439_memorial_bridge00SeacoastNH.com Presents 
Historic Portsmouth #439

 

The $1.5 million Memorial Bridge linking Portsmouth, NH and Kittery, ME, dedicated in 1923, was a phenomenal accomplishment with three 300-foot sections spanning the Piscataqua River. Begun at the close of "The War to End All Wars”, the tallest lift bridge in the country was to be dedicated to soldiers from both states lost in the recent conflict. Monuments were planned for both approaches, but Spanish-American and Civil War veterans became embroiled in a battle over the purpose of the dedication. (Continued below)

 

On the Kittery side of the river a controversy arose when the sculpture designed by Russian-born artist Bashka Paeff was rejected as not warlike enough.
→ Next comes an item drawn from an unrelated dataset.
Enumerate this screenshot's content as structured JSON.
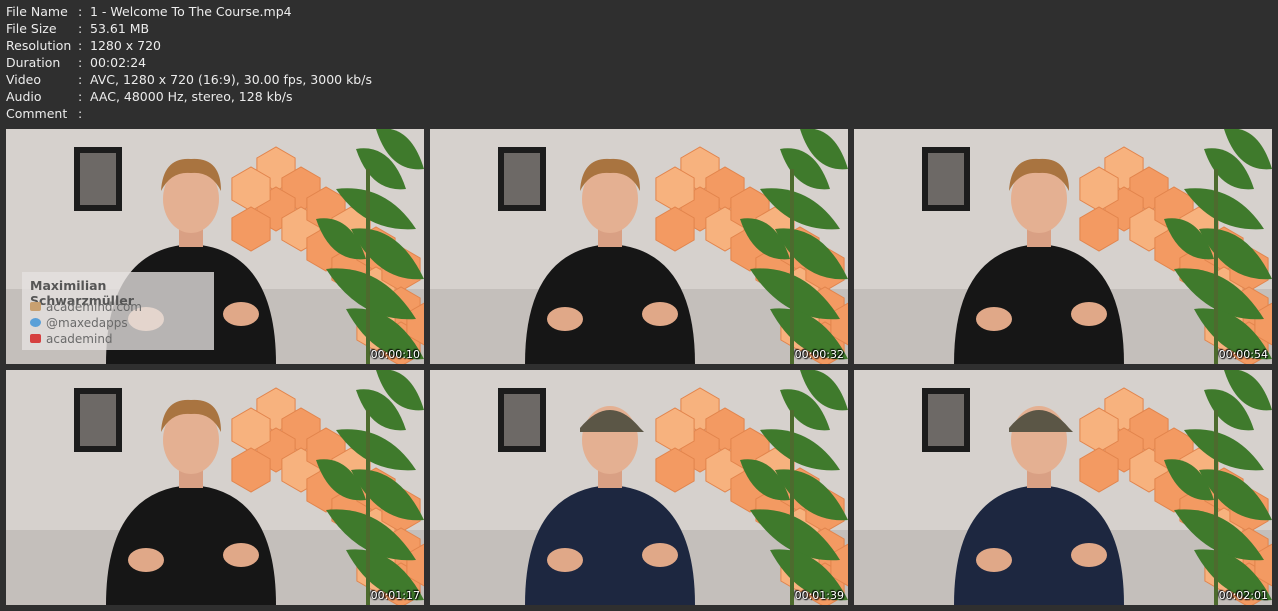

Maine Gov. Percival Baxter had set aside funds for the artist, but the incoming governor later refused to deliver the checks because “the design is more of a glorification of pacifism than of his state's part in the world conflict” the Portsmouth Herald reported.  The sculpture and Kittery memorial, recently restored in 2005, was adapted to include a few more bellicose symbols and the funds were paid to the artist. Here Gov. Baxter is seen cementing in a small plaque at the bridge dedication. In another picture that previously appeared here, the governor is holding an unhappy five-year old Eileen Dondero who would later become mayor of Portsmouth. (Courtesy Portsmouth Athenaeum)

Gov. Percival Baxter cementing a plaque at the dedication of Memorial Bridge over the Piscataqu River in 1923

See MORE PHOTOS of Memorial Bridge

Building Memorial Bridge

1924 view from memorial Bridge

Little girls opens big bridge in 1923

Bridge guards Nazi subs

Sacrifices of War Memorial in Kittery, ME